__Exercise objective__.
Return every line below in which "data" appears.

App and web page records
○ ○ ○ ○ ○ ○ ○

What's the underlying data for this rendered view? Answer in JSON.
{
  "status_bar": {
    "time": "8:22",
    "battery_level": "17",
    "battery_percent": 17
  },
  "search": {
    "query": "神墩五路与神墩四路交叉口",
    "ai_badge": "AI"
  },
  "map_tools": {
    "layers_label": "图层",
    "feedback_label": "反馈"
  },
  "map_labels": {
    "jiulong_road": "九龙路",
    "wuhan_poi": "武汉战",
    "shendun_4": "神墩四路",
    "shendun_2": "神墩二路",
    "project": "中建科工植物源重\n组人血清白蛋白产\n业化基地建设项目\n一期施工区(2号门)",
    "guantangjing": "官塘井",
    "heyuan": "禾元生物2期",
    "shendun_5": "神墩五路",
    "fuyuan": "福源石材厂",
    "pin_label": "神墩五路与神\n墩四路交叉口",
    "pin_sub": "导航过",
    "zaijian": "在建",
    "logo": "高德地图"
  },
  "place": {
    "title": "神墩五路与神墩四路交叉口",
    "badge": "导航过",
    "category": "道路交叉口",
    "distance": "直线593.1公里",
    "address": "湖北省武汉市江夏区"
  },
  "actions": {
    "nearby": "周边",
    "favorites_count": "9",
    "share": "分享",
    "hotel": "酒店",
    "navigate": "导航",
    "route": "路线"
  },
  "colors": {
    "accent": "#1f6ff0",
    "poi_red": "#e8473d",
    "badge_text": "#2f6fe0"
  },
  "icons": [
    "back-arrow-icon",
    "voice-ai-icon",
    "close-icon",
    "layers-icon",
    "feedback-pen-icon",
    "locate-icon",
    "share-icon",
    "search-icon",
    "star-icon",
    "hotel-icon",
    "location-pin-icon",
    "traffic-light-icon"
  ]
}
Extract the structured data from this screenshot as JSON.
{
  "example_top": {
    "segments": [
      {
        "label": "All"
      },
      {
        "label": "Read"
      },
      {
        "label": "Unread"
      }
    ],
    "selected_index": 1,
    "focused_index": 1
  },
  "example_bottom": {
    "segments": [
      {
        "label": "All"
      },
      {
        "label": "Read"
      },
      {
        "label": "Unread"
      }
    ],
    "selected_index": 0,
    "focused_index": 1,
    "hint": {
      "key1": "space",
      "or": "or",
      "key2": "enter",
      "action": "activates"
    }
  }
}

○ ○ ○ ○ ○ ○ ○

__Output of the task__.
What's the underlying data for this rendered view? Answer in JSON.
Extract the structured data from this screenshot as JSON.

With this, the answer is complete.